(Beginning of PROVIDED RECORDS)

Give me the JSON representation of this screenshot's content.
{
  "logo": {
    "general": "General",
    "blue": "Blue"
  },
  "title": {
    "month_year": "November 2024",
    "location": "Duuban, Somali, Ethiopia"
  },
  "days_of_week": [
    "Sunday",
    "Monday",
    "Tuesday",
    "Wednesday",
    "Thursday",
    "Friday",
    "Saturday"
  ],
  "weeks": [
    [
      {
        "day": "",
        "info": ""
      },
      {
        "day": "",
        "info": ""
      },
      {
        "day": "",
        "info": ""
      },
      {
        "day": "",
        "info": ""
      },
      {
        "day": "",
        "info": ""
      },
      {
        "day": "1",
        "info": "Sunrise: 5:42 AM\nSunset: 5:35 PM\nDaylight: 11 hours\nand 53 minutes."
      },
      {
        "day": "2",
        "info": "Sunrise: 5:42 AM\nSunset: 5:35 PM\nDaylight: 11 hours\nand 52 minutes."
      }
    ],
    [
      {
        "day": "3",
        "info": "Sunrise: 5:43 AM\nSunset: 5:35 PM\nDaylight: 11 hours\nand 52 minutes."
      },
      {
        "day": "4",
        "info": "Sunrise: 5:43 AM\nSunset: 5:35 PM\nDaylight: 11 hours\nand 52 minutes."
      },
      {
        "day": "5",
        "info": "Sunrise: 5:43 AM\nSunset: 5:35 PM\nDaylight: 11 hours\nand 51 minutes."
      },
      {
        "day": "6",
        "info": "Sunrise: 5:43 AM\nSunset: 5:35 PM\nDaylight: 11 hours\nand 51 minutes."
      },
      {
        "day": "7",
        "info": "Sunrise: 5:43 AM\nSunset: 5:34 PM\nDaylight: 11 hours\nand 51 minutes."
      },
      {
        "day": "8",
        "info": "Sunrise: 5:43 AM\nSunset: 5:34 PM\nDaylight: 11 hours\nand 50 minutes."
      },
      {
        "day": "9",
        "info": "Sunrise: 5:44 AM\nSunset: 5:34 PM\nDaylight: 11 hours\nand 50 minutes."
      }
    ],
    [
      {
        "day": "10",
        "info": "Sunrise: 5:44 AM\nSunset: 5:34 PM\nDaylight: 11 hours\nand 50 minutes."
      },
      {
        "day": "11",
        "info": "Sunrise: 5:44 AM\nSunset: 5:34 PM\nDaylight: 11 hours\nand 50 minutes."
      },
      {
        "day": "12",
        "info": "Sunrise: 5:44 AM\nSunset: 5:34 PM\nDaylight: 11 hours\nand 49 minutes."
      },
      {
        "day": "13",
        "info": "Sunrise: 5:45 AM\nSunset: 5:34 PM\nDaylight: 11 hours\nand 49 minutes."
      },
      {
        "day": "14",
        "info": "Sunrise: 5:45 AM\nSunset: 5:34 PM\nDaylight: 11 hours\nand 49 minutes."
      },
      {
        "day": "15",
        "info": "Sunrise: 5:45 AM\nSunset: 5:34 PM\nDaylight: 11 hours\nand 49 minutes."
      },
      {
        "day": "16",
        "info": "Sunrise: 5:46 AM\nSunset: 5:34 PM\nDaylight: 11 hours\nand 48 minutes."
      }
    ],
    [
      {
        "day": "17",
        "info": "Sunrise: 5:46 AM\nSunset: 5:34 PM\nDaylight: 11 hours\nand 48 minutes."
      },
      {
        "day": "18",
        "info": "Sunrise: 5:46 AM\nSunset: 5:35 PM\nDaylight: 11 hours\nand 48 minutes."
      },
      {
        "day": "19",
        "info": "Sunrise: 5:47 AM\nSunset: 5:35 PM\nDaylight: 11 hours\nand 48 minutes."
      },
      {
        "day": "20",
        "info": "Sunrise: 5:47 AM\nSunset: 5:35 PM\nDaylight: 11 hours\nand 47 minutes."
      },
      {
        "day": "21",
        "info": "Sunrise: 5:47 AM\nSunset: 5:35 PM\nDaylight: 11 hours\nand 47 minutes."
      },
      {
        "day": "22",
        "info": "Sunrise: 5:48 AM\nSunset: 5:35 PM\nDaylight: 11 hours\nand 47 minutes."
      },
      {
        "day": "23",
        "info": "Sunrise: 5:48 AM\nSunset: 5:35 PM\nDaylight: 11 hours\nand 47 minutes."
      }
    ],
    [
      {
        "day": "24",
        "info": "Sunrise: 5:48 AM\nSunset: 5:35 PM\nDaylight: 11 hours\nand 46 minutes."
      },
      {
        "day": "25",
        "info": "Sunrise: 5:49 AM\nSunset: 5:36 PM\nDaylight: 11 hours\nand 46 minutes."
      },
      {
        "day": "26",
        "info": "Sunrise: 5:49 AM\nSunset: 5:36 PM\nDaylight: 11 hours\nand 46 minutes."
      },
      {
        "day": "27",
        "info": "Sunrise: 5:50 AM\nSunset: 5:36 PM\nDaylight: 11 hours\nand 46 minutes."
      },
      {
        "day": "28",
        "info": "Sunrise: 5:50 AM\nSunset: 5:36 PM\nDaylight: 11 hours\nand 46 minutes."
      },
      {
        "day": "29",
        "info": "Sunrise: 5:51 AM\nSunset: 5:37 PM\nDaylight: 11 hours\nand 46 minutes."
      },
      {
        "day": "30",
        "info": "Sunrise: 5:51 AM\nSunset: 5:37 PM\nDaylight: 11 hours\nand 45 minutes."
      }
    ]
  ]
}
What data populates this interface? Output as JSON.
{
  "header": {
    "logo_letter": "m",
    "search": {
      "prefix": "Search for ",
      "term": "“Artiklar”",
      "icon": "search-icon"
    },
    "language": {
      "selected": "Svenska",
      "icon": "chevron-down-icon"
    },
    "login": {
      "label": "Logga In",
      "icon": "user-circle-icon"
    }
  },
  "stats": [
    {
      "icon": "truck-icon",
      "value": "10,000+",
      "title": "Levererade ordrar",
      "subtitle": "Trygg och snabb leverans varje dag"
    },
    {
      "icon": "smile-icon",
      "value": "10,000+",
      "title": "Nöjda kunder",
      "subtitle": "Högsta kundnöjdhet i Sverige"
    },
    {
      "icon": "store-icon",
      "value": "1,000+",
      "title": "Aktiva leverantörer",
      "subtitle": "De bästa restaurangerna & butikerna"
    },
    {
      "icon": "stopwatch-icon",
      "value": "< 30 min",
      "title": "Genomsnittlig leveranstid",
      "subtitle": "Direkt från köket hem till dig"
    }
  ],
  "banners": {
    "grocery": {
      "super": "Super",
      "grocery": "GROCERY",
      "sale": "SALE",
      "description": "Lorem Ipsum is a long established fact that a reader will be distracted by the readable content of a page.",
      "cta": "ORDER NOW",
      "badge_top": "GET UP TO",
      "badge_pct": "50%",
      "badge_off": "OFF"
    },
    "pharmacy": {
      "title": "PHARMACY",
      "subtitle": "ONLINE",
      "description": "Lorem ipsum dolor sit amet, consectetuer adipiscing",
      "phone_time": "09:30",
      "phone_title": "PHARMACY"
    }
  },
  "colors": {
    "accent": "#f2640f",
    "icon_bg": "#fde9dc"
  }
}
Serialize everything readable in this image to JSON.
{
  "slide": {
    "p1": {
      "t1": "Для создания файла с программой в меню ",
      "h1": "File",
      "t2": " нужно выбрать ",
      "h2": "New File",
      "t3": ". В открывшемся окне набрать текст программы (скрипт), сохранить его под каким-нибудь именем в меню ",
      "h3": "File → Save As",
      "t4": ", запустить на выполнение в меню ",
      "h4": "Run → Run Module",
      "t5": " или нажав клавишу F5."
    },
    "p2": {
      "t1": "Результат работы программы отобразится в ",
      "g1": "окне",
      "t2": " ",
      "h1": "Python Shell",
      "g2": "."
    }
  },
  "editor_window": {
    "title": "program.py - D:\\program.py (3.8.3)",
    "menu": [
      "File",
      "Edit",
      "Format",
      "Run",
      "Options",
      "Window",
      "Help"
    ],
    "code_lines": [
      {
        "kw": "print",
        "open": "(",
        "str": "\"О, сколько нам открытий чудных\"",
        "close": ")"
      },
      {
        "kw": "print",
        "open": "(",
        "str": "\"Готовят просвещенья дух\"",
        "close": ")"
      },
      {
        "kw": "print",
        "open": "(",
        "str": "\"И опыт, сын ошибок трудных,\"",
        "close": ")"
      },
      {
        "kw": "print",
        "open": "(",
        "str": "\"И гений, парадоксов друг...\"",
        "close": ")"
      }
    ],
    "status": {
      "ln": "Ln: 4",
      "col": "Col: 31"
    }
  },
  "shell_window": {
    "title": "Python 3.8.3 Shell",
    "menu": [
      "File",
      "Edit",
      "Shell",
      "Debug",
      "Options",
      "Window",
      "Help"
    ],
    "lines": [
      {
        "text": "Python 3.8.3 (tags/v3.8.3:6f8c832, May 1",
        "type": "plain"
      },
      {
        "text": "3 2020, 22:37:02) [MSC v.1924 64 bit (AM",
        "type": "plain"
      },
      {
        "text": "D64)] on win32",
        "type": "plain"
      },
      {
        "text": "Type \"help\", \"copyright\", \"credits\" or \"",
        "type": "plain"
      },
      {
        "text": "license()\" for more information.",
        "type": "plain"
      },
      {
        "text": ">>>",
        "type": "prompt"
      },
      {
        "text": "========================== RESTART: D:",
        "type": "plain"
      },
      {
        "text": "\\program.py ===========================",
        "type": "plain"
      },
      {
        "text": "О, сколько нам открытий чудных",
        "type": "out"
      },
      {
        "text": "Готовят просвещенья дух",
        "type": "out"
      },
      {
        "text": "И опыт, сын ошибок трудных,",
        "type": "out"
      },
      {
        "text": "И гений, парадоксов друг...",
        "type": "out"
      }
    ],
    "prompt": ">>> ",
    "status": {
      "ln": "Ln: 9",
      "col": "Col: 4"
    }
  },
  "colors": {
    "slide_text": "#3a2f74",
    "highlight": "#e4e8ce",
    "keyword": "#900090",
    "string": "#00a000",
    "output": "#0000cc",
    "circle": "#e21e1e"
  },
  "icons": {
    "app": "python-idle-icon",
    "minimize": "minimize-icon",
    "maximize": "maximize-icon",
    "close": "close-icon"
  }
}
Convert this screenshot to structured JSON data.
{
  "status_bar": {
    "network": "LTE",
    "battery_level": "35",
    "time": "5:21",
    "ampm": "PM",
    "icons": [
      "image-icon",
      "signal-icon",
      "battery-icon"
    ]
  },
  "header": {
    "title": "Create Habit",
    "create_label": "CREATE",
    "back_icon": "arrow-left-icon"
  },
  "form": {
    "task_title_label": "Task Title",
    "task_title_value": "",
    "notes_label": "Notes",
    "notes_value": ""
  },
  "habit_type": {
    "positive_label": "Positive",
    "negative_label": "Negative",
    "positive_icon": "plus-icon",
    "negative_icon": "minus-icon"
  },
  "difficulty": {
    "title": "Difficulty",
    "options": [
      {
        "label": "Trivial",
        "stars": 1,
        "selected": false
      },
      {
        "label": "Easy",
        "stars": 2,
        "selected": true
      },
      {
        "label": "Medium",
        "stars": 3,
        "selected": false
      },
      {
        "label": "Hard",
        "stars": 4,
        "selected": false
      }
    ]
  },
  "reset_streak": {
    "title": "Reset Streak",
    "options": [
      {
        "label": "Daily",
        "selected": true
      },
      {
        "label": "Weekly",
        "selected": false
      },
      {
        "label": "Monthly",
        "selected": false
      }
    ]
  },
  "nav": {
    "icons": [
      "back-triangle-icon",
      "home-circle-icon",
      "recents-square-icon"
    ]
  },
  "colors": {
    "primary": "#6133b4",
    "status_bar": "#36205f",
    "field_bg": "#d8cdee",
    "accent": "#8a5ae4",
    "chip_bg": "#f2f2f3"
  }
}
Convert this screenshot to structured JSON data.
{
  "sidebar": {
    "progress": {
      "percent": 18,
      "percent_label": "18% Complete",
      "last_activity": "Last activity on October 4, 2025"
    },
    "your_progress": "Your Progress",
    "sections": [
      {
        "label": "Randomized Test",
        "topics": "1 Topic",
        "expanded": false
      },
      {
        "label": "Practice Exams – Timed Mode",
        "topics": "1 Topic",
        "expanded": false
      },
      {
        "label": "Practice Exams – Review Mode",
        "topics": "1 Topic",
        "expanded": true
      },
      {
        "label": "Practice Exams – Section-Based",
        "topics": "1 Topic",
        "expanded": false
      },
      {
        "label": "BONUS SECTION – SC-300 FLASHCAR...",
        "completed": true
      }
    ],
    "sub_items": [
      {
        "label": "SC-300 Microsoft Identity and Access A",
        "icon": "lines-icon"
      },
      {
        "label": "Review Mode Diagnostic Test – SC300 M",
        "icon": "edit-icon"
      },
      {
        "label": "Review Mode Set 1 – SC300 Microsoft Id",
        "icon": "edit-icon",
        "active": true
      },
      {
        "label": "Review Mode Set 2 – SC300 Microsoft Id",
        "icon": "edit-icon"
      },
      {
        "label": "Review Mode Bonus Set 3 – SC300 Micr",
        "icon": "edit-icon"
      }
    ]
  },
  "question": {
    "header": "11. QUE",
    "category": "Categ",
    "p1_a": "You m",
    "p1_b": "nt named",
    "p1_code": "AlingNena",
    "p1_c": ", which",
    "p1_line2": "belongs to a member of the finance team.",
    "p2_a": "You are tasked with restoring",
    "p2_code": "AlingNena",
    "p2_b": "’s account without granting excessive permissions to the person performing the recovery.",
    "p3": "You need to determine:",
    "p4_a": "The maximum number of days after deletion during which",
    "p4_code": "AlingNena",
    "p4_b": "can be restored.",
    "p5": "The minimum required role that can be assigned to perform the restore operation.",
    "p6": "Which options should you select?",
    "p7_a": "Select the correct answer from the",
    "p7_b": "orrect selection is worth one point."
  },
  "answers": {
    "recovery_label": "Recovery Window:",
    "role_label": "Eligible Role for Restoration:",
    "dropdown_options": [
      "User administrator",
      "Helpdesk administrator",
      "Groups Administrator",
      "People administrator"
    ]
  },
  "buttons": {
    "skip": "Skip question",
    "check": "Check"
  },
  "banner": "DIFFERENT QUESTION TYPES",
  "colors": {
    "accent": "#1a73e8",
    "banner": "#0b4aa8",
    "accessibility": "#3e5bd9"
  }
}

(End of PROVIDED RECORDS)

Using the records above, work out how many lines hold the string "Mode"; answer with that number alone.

# TASK RESPONSE
6